Locally, different schools are also providing some meals during the week might also have helped with food insecurity issues, Wiles said.

However, the Department of Social Services has seen increases in unemployment applications as unemployment numbers have ballooned nationwide, Holshouser said.

As it is, food pantries are still helping combat food insecurity, although some changes have been made because of the nature of the pandemic.

Hope Oliphant is the executive director of the Main Street Marketplace in China Grove. The organization has seen a slight increase in demand for food, Oliphant says. They recently peaked when serving around 125 in one day.

Although the organization usually operates as more like a shopping market, now they are handing out boxes instead. Normally, there is an interview process, but right now the organization is taking people as they come.

“If you say you need food, then we’ll give you food,” Oliphant said.

Main Street Market also has a process of leaving food for three days before handing it out to make sure that it isn’t contaminated.

The Salvation Army of Rowan County has also made challenges to the way the food pantry operates during COVID-19.

The food bank is now a drive up style, with clients encouraged to stay in their cars while Salvation Army staff wearing protective equipment put boxes of food in their trunks. Anyone walking up is asked to keep a six-foot distance from one another, Dahlin said.

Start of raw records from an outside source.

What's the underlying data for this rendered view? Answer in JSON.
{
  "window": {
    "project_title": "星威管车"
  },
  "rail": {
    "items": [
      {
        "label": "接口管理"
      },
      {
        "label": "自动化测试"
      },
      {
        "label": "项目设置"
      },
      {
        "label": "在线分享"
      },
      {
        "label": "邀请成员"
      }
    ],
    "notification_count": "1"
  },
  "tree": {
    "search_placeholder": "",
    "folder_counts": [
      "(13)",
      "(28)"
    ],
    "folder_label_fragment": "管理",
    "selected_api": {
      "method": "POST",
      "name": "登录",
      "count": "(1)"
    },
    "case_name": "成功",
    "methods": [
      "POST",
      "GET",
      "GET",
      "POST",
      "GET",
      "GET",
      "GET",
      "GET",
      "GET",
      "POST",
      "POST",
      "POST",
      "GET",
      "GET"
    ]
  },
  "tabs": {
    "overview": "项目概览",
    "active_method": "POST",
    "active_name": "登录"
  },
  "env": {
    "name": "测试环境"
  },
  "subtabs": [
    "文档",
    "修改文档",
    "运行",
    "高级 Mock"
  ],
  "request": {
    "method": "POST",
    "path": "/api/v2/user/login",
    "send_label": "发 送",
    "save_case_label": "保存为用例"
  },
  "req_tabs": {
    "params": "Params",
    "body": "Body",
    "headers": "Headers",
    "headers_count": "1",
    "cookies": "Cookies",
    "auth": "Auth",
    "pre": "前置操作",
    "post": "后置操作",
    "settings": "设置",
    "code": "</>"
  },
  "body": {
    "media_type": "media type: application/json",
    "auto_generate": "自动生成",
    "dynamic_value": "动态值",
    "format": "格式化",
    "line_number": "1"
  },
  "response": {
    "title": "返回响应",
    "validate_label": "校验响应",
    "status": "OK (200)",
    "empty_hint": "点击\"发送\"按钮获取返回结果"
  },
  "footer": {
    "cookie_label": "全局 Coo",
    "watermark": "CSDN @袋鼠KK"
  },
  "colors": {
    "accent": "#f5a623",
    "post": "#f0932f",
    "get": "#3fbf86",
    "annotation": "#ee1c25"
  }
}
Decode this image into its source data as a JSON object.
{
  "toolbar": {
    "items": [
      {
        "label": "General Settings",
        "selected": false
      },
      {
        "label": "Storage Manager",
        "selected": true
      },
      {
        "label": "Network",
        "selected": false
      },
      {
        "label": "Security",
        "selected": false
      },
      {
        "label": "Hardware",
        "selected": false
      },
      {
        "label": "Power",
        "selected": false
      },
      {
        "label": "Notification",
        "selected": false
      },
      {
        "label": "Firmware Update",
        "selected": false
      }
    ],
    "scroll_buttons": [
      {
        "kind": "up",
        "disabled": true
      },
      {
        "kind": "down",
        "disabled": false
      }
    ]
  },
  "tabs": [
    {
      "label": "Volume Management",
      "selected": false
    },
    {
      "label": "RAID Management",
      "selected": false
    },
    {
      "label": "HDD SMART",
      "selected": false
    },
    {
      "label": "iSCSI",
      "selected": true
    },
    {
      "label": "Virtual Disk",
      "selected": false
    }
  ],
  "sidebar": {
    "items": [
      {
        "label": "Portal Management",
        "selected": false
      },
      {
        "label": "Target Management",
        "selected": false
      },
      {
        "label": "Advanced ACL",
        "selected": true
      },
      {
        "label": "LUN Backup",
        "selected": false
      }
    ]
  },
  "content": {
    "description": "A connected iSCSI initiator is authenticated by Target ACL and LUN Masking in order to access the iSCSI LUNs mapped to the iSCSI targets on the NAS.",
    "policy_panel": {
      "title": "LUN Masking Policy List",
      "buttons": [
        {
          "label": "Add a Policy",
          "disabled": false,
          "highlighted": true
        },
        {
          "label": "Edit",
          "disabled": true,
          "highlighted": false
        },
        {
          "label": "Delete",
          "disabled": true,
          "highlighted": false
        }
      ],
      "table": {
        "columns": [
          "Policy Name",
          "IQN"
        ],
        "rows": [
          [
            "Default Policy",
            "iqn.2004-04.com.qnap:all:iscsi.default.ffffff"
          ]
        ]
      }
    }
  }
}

At Rowan Helping Ministries, the building is still shut down in order to facilitate social distancing, Wiles said. A tent is set up outside. Someone will take basic information to see if people qualify for aid — such as an address and gross income for the past 30 days — before they send people to the other side of the building. There, a volunteer will put the food in the back of cars.

The hours of Main Street Marketplace are Mondays and Thursdays from 10 a.m. to 1 p.m.

The hours for food distribution at the Salisbury Salvation Army are Monday through Thursday from 10 a.m. to noon. People are asked to schedule appointments ahead of time at 704-636-6491.

Rowan Helping Ministries is open to assist those needing help with food insecurity on Monday through Friday from 8:30 a.m. to 3:30 p.m.

Some of those not in need have taken this time to help others. Wiles said that one student at Isenberg Elementary School organized a neighborhood food drive that brought in almost 250 pounds of food.

Oliphant also has been grateful to see people helping others.

“It has been overwhelming the number of people that have donated masks and cleaning supplies,” she said.

Main Street Marketplace is in need of volunteers to help pack boxes of food and give out food as well as monetary donations or food items, Oliphant said. However, they are asking people over the age of 65 not volunteer. Donations can be made on the website — — or by mail or drop-off.

Donations to the Rowan Salvation Army can be made online at or at 1-800-sal-army. Food, especially dry goods such as mac and cheese, can be donated from 1 p.m. to 3 p.m. Monday through Thursday using the drive through, Dahlin said.

Volunteers can sign up to help Rowan Helping Ministries at their volunteer portal on their website, Food donations and monetary donations are also being accepted, Wiles said. Monetary donations can be made online, and drop-offs for food donations are accepted Monday through Friday from 8:30 a.m. to 3:30 p.m.

“There’s a lot of different avenues for people to volunteer and contribute,” Wiles said.